Description of the task:
Report the number of lines in the data below where the string "notification" shows up, and only that number.

[Recorded data]
◇ ◇ ◇ ◇ ◇ ◇ ◇

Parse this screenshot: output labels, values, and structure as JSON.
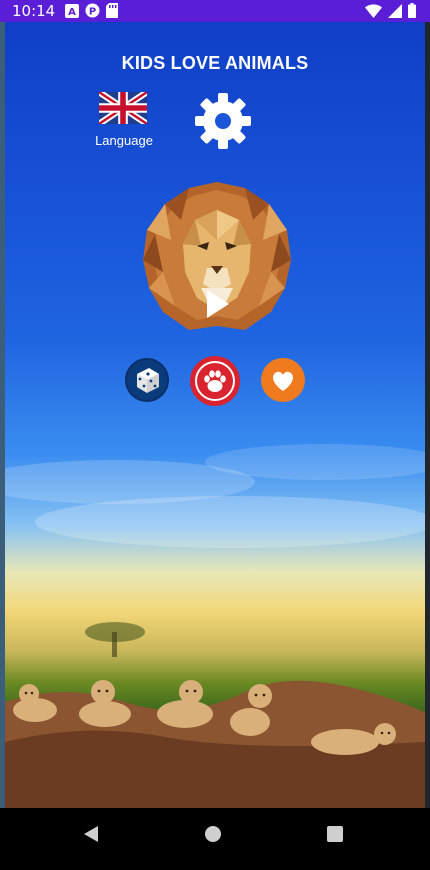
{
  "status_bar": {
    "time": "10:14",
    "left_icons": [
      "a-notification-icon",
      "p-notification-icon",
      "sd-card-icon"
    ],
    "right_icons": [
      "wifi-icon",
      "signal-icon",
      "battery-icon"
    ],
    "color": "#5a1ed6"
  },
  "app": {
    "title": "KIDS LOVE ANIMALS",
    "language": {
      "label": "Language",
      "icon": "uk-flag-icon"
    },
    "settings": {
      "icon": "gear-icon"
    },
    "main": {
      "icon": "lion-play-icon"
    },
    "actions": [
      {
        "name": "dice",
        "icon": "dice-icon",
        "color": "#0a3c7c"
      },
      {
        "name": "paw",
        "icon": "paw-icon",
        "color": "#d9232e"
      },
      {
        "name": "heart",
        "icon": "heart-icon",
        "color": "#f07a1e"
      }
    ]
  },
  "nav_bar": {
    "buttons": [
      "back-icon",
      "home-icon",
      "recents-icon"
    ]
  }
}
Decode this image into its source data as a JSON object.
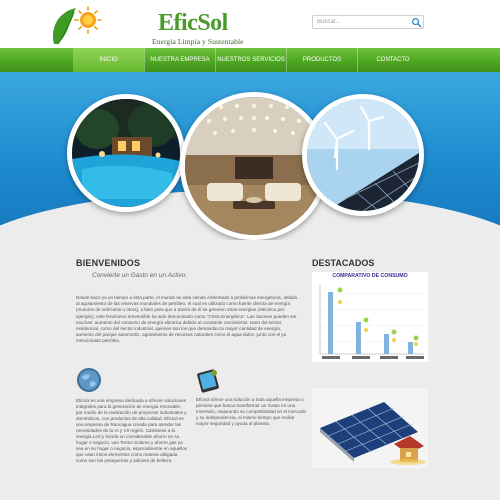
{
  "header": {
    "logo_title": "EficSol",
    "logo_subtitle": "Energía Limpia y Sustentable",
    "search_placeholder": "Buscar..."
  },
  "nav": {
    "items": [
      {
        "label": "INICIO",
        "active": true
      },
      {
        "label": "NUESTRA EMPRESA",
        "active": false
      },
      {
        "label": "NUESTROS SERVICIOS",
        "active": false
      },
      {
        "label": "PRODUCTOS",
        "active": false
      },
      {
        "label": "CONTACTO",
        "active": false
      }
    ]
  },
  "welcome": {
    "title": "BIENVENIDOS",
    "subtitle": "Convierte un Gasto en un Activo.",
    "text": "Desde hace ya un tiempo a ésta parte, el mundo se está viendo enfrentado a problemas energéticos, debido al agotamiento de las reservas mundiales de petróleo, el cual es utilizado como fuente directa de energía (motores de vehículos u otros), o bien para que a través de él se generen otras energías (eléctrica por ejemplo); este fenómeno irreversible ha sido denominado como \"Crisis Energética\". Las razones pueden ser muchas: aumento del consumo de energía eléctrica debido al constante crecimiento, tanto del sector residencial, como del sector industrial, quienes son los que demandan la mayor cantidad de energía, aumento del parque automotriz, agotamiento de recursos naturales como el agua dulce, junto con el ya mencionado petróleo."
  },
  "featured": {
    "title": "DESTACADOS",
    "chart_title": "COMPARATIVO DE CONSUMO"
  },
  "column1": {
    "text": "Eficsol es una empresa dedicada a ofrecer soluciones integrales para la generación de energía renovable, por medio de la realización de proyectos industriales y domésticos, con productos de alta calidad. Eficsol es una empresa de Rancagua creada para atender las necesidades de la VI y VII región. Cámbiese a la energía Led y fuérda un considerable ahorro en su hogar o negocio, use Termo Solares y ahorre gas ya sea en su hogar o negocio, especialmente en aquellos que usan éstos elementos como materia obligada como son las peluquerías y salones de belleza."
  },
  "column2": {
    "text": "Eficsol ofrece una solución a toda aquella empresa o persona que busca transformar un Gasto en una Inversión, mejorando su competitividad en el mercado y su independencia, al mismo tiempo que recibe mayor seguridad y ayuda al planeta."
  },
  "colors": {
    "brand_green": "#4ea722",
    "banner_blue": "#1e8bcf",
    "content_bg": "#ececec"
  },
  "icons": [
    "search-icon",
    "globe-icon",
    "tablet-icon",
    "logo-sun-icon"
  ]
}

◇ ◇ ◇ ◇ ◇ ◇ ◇

Final answer:
2